Travel beyond the Forbidden West as Aloy’s story continues. Encounter new machines and a compelling new story. South of the Tenakth Clan Lands, millennia of volcanic eruptions and violent seismic activity have carved the ruins of Los Angeles into a treacherous archipelago. Experience the next chapter of Horizon Forbidden West as Aloy pursues a sinister new threat to the planet, hidden among these dangerous, untamed wilds.
Publisher: Sony Interactive Entertainment
Reviewed on: PlayStation 5
Also available for: N/A
Cast: Ashly Burch, Kylie Liya Page, Lance Reddick, Sam Witwer
Developer: Guerrilla Games
Game Director: Mathijs de Jonge
Narrative Director: Ben McCaw
Art Director: Misja Bass
Horizon Forbidden West: Burning Shores isn’t an extra chapter with no meat on the bone. This expansion picks up right where the core game finishes, wraps up a few loose threads and continues to tease where the narrative will head in the inevitable third game. You can only play this DLC if you’ve beaten the last story mission in the core game, and with that said…
NOTE: This review assumes you’ve beaten Horizon Forbidden West and will contain spoilers for the base game.
With a world eater named ‘Nemesis’ headed towards Earth at the end of Horizon Forbidden West, I was worried the core missions in Burning Shores would feel too much like you’re wasting time. However, I was proven wrong as Aloy heads to Los Angeles to track down the one remaining Far Zenith member, Walter Londra.
Los Angeles has been split into a mixture of small islands, one core land mass with plenty of water areas to explore and lava melting out from under the Hollywood sign itself. This makes for some unique locations to explore. Because this picks up at the end of the core campaign, the DLC has been designed with all the end-game abilities in mind, meaning there’s a lot of flying around, with plenty of secret areas to discover from your mount. A new ‘Waterwing’ mount is unlockable that can fly and dive into the, which made me feel like I was playing an Avatar: The Way of Water video game.
Without getting into specifics, Walter Londra makes for a juicy villain that stands out from the rest of the Far Zeniths, thanks to some specific tactics and personality traits. And if you’re wondering why this DLC is only available on PS5 and not PS4 — as much as developer Guerrilla Games has stated its fluffy cloud technology — I’d look no further than the final boss battle in Burning Shores, which is easily the biggest fight Aloy has had to date in this series so far.

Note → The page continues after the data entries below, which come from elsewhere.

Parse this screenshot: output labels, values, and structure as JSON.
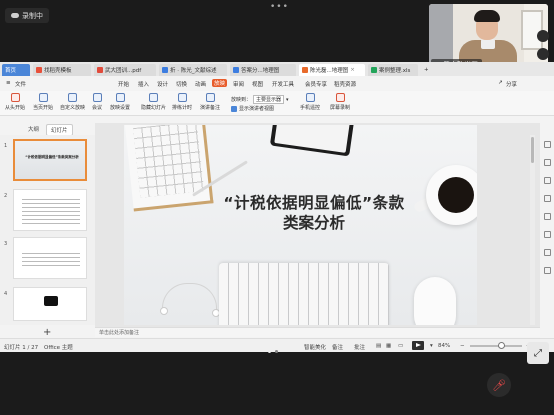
{
  "meeting": {
    "recording_label": "录制中",
    "more_label": "•••",
    "participant_name": "武大陈光磊"
  },
  "tabs": [
    {
      "label": "首页",
      "kind": "home"
    },
    {
      "label": "找稻壳模板",
      "kind": "normal"
    },
    {
      "label": "武大团训...pdf",
      "kind": "normal"
    },
    {
      "label": "折 · 陈光_文献综述",
      "kind": "normal"
    },
    {
      "label": "答案分...地理图",
      "kind": "normal"
    },
    {
      "label": "陈光磊...地理图",
      "kind": "active"
    },
    {
      "label": "案例整理.xls",
      "kind": "normal"
    }
  ],
  "menu": {
    "file_label": "文件",
    "items": [
      "开始",
      "插入",
      "设计",
      "切换",
      "动画",
      "放映",
      "审阅",
      "视图",
      "开发工具",
      "会员专享",
      "稻壳资源"
    ],
    "highlighted": "放映",
    "share_label": "分享"
  },
  "ribbon": {
    "buttons": [
      "从头开始",
      "当页开始",
      "自定义放映",
      "会议",
      "放映设置",
      "隐藏幻灯片",
      "排练计时",
      "演讲备注"
    ],
    "display_to_label": "放映到：",
    "display_to_value": "主要显示器",
    "show_presenter_view": "显示演讲者视图",
    "phone_remote": "手机遥控",
    "screen_record": "屏幕录制"
  },
  "panel_tabs": {
    "outline": "大纲",
    "slides": "幻灯片"
  },
  "thumbnails": [
    {
      "num": "1",
      "title": "“计税依据明显偏低”条款类案分析"
    },
    {
      "num": "2",
      "title": ""
    },
    {
      "num": "3",
      "title": ""
    },
    {
      "num": "4",
      "title": ""
    }
  ],
  "add_slide_icon": "+",
  "slide": {
    "title_line1": "“计税依据明显偏低”条款",
    "title_line2": "类案分析"
  },
  "notes_placeholder": "单击此处添加备注",
  "status": {
    "slide_counter": "幻灯片 1 / 27",
    "theme": "Office 主题",
    "smart_beautify": "智能美化",
    "notes": "备注",
    "annotate": "批注",
    "zoom": "84%"
  },
  "icons": {
    "mic_off": "mic-off-icon",
    "fullscreen": "fullscreen-icon"
  },
  "colors": {
    "home_tab": "#4b86d8",
    "highlight_menu": "#e85c2b",
    "selected_thumb": "#e98c3a"
  }
}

Don’t expect too much when it comes to expanding the background information on the incoming Nemesis threat or the history of the Far Zeniths. There’s enough here to settle your taste buds for Horizon content for a bit longer before we’re all back to asking when we’ll get the first teaser trailer for the Untitled Third Horizon Game.

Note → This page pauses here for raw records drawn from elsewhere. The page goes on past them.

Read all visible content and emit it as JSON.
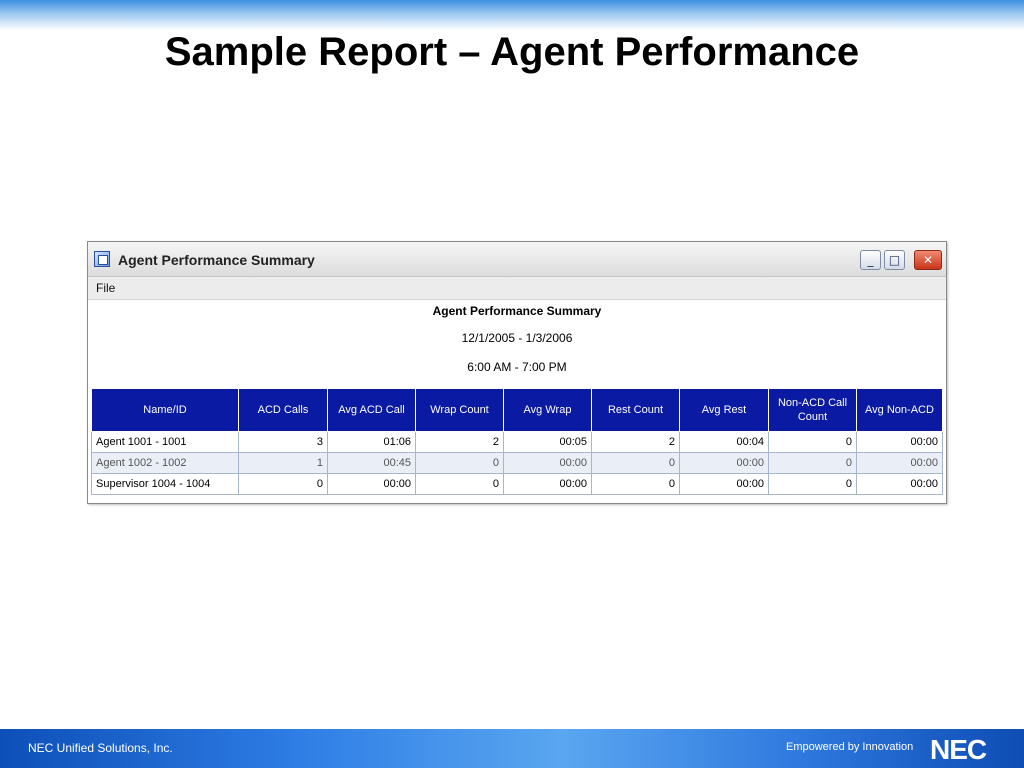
{
  "slide": {
    "title": "Sample Report – Agent Performance",
    "footer_company": "NEC Unified Solutions, Inc.",
    "footer_tagline": "Empowered by Innovation",
    "footer_logo": "NEC"
  },
  "window": {
    "title": "Agent Performance Summary",
    "icon": "report-app-icon",
    "controls": {
      "minimize": "_",
      "maximize": "□",
      "close": "✕"
    },
    "menu": [
      "File"
    ]
  },
  "report": {
    "title": "Agent Performance Summary",
    "date_range": "12/1/2005 - 1/3/2006",
    "time_range": "6:00 AM - 7:00 PM",
    "columns": [
      "Name/ID",
      "ACD Calls",
      "Avg ACD Call",
      "Wrap Count",
      "Avg Wrap",
      "Rest Count",
      "Avg Rest",
      "Non-ACD Call Count",
      "Avg Non-ACD"
    ],
    "rows": [
      [
        "Agent 1001 - 1001",
        "3",
        "01:06",
        "2",
        "00:05",
        "2",
        "00:04",
        "0",
        "00:00"
      ],
      [
        "Agent 1002 - 1002",
        "1",
        "00:45",
        "0",
        "00:00",
        "0",
        "00:00",
        "0",
        "00:00"
      ],
      [
        "Supervisor 1004 - 1004",
        "0",
        "00:00",
        "0",
        "00:00",
        "0",
        "00:00",
        "0",
        "00:00"
      ]
    ]
  },
  "colors": {
    "header_bg": "#0a1aa3",
    "footer_gradient_start": "#0d4fb8",
    "top_bar": "#3d8fe0"
  }
}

At the heart of this expansion is Aloy’s relationship with the new character Seyka, a Quen warrior who joins Aloy on all of the core story missions during Burning Shores. As soon as Aloy arrives in LA, she begins to see a lot of herself in Seyka; she is a capable, intelligent warrior and is seen as an outsider within her Quen. It may help that Seyka already has a Focus. Unlike most characters she befriends in the first two games, she doesn’t have to play dumb when explaining the world to her or have a significant moment when she first gives her a Focus that plays out like every companion entering the TARDIS for the first time. You can tell that the team at Guerrilla Games hopes for Seyka to be an essential character in the next game, and I do like her, but she doesn’t get enough time in this relatively short expansion to become as crucial to Aloy at the end of this story as she does.
It took me about four to five hours to beat the story missions in Horizon Forbidden West: Burning Shores. That was with a little messing between missions to do a couple of side missions and gather some materials to upgrade a new piece of gear you obtain during the story. There’s enough here that I can see a 100% completion of Burning Shores taking around eight or ten hours, which feels solid considering the price and the fact you must beat the main game first. Some of the side content is collecting fodder, while my favourite side mission saw the return of a fun character from the Horizon Zero Dawn: Frozen Wilds DLC.
If you enjoyed your time with Horizon Forbidden West, you’ll want to play Burning Shores. It’s the next chapter in the Horizon story, a stepping stone towards the next game while also giving you an excuse to fly, dive, and glide around this beautiful world once again.